On Wednesday night, David Letterman ended 33 years in late night talk shows with a montage set to live music by the Foo Fighters. Any Late Show historians would recognize “Everlong” as the song Dave asked for when he came back from a hiatus following his quintuple bypass heart surgery. He wanted something “peppy,” and Foo Fighters delivered the pep. It was appropriate. See that original performance, which they interrupted their South American tour to do, below:
There was a time when late night talk shows, particularly the Tonight Show, was a kingmaker and validation for all entertainment: if you were a stand-up comedian that played the tail end of the show, you know you’d made it. If you were a band that got to be the musical guest, that was how you’d break through. That’s not the model anymore, and wanna tastemakers are everywhere (hello!) but it was a romantic notion that is, officially, non-existent. The times change! And with all the old guard officially being tucked away, I gotta believe that David Letterman was the last of that era. It was refreshing to see that a band could still make their name with just a balls-out performance, as Future Islands did last year:
Sure, Jimmy Fallon sings along with his guests and the Roots put on great shows when they integrate with bands, but they aren’t gatekeepers. What was interesting about Letterman was that he didn’t like everyone. Jay Leno was constantly cordial, Jimmy Fallon is everyone’s biggest fan, but Letterman was absolutely okay with letting an interview go sour. He did it with Madonna, with Joaquin Phoenix, with Harvey Pekar and countless others. So if he liked you, if he liked your band, it felt like getting the thumbs up from the king of self-loathing curmudgeons:
There was, of course, television debuts. Sonic Youth in 1992 (“Avant garde,” said Letterman. “quite lovely ladies and gentlemen,” said Paul.) or REM in 1983:
Sometimes people would use it as a stage for big statement performances with props and effects, or just really kill it with charisma:

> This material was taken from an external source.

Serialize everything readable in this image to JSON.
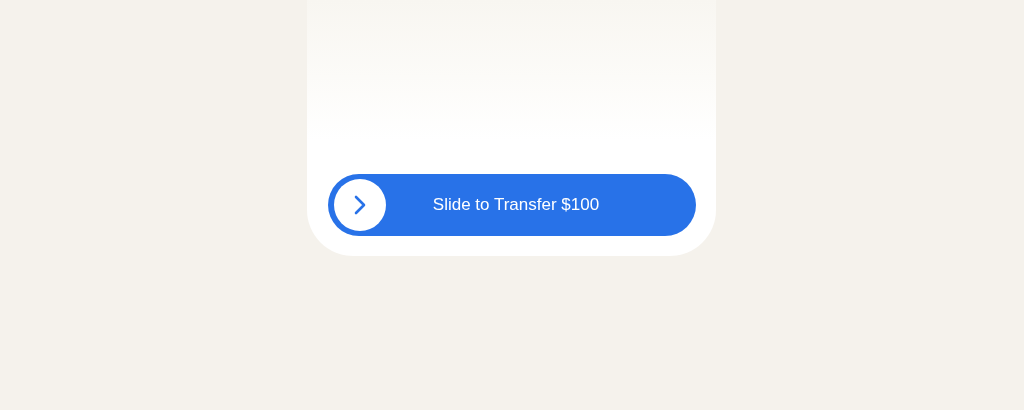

Importance and legacy is something that takes a while to build up. It’s like interest in your savings account. So while Kimmel and Fallon and Colbert and Corden and TBS Conan may, eventually, become big moments for bands, for now we’re in a strange transitional period. SNL is probably the only stage that has that level of infamy and history. But there are more late night stages now more than ever, and it will be interesting to see if, in the modern age, anyone can create such a bright spotlight.